Computer-assisted TKA does not improve component alignment, orientation
By Carolyn Rogers
Does the use computer-assisted navigated total knee arthroplasty (TKA) lead to increased accuracy of component positioning when compared to conventional TKA?
No, reported the authors of scientific paper 498, “Alignment and orientation of the total knee components with and without navigation support.” In their study, the researchers found that “postoperative limb alignment was not significantly better in the computer-assisted group than in the conventional group.”
Their conclusion is based on a prospective, randomized study of 100 patients who underwent bilateral simultaneous TKA. A computerized CT-free navigation system was used on one side and a conventional technique was used on the contralateral side. The order of usage of the navigation system and the conventional technique was assigned alternately to each side; when the navigation system was used first on the left knee in one patient, the conventional technique was used first on the left knee of the next patient.
The researchers found no significant differences in knee alignment, position of the femoral and tibial componenets, patellar angles, tibial surface capping or preoperative and postoperative joint lines between the two groups. There was no statistical difference in pain scores, range of motion scores, postoperative knee scores or function scores between the two knees.
The patients’ average age was 67.6 years (range, 54 to 83 years). Eighty-five patients were women and 15 were men. All 100 patients had been diagnosed with osteoarthritis, and none had undergone a previous operation.
Clinical and radiographic evaluations were done preoperatively, at three months and one year after the operation and yearly thereafter. The prevalence of outliers between computer-assisted and conventional groups was also examined. Postoperative computer tomographies, using a multi-slice scanner, were performed to determine the rotational alignment of femoral and tibial components. The mean follow-up was 2.6 years (range, two to three years).
“Operating and tourniquet times were significantly (P<0.001) longer in the navigation group,” the authors reported. However, length of incision, intraoperative blood loss, hemovac drainage, duration of hemovac and amount of transfusion were not significantly different (P>0.05) between the two groups.
Total knee score (90 vs. 89 points), pain score (40 points in each group), and range of motion (127° vs. 126°) were not found to be statistically different (P>0.05) between the two groups.
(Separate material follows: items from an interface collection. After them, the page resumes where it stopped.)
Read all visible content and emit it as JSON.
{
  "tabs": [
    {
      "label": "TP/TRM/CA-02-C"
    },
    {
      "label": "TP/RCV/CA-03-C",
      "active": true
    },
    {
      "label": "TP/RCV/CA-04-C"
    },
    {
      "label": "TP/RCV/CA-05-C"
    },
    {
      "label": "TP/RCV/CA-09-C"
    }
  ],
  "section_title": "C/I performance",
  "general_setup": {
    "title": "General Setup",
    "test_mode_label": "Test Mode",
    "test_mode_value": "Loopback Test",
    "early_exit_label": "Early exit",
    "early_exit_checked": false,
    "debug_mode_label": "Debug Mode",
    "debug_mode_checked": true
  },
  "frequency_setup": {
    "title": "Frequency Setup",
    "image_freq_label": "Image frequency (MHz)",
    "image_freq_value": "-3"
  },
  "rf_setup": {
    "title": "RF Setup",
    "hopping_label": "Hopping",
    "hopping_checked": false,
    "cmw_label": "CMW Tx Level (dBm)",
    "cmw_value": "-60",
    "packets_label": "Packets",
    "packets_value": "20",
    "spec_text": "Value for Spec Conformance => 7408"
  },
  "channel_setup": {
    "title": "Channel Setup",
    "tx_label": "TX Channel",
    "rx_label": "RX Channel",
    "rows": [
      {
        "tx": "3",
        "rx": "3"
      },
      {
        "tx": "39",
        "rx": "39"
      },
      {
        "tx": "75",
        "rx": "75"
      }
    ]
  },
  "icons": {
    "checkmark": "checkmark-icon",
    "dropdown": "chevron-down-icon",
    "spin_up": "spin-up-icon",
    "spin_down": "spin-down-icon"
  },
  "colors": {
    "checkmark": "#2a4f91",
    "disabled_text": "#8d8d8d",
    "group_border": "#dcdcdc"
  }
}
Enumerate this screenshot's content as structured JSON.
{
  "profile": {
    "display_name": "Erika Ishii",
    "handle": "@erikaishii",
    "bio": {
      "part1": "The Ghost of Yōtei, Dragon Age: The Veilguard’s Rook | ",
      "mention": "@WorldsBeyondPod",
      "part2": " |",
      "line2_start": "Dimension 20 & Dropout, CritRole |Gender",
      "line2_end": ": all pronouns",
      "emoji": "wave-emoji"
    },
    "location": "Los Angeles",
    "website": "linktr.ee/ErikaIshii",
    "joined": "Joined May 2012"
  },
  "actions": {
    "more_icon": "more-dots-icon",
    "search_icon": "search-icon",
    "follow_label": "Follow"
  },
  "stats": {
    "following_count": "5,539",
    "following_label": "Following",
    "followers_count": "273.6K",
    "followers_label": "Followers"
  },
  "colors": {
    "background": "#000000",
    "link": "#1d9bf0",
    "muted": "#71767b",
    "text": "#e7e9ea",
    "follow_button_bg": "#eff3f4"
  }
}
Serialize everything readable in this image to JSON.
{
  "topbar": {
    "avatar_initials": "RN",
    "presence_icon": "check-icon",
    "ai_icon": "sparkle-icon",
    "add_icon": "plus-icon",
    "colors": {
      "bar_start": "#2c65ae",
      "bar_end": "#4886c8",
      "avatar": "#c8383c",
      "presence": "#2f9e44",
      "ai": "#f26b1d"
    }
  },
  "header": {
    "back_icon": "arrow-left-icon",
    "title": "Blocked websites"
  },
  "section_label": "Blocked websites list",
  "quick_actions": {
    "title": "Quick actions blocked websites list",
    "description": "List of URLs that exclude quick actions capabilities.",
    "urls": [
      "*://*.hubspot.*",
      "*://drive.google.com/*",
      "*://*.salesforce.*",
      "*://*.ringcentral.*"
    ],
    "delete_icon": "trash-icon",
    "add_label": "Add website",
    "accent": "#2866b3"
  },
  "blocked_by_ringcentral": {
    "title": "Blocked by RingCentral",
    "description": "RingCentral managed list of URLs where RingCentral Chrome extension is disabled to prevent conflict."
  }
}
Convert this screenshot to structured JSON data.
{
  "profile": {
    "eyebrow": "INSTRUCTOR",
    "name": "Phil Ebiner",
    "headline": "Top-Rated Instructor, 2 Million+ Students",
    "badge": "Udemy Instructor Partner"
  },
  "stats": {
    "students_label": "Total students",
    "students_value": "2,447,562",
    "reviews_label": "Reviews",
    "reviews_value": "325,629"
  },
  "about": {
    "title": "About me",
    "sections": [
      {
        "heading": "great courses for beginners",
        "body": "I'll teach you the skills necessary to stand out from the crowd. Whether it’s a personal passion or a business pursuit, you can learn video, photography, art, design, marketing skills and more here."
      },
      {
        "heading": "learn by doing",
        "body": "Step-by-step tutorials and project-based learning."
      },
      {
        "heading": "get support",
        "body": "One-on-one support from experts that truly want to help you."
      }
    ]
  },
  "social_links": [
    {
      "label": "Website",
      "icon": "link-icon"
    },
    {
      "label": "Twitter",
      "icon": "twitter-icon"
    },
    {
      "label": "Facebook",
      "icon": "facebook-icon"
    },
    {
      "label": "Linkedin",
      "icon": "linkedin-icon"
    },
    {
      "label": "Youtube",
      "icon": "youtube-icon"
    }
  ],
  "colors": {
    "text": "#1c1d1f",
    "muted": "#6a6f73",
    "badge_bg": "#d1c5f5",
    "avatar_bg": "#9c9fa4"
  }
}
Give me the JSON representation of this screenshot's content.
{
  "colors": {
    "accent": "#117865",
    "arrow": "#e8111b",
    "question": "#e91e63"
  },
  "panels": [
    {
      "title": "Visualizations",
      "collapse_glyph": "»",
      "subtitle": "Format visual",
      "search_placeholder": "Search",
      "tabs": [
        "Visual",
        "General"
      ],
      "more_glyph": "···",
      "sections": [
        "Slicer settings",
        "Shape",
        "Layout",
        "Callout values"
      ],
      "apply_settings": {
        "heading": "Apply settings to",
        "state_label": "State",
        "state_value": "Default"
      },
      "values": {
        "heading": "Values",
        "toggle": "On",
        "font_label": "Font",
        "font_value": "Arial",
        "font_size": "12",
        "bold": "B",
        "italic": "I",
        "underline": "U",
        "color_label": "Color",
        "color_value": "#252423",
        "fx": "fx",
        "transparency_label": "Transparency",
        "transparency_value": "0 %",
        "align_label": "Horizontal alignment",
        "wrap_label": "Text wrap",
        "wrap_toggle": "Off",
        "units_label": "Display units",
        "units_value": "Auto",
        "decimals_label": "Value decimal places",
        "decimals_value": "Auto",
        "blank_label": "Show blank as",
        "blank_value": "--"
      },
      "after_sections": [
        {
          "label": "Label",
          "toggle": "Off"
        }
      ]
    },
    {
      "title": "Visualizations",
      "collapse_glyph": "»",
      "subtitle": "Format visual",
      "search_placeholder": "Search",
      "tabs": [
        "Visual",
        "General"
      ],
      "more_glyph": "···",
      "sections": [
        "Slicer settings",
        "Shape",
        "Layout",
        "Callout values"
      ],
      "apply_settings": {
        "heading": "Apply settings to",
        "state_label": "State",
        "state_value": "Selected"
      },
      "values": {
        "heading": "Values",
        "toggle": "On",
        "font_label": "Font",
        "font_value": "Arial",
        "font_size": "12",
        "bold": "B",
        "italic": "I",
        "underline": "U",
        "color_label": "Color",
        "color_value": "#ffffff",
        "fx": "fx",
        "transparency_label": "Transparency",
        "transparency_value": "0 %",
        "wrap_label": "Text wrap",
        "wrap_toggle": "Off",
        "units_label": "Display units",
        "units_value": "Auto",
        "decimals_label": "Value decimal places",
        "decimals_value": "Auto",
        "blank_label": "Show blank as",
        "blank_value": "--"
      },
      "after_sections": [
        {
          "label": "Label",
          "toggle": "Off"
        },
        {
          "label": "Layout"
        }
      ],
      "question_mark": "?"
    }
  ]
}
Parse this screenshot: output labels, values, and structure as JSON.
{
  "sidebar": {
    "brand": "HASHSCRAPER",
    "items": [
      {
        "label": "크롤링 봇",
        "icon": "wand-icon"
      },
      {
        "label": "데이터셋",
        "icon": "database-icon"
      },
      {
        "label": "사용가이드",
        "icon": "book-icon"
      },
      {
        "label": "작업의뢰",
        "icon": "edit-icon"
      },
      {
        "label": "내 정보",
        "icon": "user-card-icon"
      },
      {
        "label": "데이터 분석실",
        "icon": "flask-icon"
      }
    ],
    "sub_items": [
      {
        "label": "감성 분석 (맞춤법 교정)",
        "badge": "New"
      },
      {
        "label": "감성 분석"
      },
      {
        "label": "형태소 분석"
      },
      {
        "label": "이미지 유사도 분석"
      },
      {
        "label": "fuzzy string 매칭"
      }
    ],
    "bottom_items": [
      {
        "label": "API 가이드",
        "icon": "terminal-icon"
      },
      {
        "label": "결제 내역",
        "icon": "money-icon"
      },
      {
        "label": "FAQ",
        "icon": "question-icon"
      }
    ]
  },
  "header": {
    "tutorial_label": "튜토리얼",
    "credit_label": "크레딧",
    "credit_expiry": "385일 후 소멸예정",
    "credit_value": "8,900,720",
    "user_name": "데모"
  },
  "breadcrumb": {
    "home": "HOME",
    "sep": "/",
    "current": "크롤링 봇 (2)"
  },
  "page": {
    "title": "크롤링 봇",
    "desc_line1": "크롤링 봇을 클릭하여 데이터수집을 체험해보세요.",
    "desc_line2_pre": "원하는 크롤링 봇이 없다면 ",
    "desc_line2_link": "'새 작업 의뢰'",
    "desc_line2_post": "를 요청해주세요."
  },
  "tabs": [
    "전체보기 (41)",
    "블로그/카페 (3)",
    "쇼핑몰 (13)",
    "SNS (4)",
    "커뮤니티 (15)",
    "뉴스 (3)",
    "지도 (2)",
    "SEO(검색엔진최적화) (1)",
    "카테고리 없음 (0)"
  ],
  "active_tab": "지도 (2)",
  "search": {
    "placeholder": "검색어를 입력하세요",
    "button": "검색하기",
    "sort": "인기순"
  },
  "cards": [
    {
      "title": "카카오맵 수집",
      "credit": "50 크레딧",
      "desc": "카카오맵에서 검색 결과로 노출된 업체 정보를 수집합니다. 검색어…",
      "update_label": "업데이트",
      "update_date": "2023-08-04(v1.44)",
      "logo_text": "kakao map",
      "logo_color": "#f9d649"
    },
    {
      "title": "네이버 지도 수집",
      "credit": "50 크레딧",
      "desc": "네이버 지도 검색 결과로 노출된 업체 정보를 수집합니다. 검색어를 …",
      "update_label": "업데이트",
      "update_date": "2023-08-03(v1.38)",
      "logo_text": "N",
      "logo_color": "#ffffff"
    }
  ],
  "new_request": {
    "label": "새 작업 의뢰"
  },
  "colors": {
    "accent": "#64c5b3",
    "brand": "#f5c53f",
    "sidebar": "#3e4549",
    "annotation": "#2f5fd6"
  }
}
Proper component alignment is essential for determining the outcomes of TKA. Incorrect alignment can lead to abnormal wear, premature mechanical lossening of the components and patellofemoral problems.
“Computer-assisted navigation systems have been developed to improve the accuracy of alignment and orientation of the components in TKA,” the researchers noted. “The expectation is that [the use of] such systems will result in TKAs that are better aligned, with the benefits of better functioning and improved longevity.”
In their study, researchers found postoperative limb alignment (tibio-femoral angle) exceeded 3° of varus/valgus deviation in 18 percent the conventional TKAs and in 21 percent of the computer-assisted TKAs. They acknowledged, however, that “utilization of the computer-assisted navigated TKA contributed to improve the surgical technique performing the conventional TKA,” leading to a reduction in the prevalence of outliers in the conventional group.
Researchers also noted the difficulty in obtaining accurate registration, which resulted in anterior femoral notching in six knees in the computer-assisted group. They recommended that “registration of the anterior femoral cortex should be confined to just proximal to the distal femoral articular surface to avoid anterior notching of the distal femur.”
The researchers acknowledged the difficulty in determining a function scores for patients who had bilateral TKA, noting that one knee invariably affects the other during daily activity and that patients cannot distinguish how far they can walk on their conventional knee versus their navigation knee. However, the researchers believe they were able to obtain fairly accurate information after careful assessment of the performance of each knee.
The research team includes Young-Hoo Kim, MD; Sung-Hwan Yoon, MD, and Jun-Shik Kim, MD—all of Seoul, Republic of Korea. The authors report no conflicts of interest.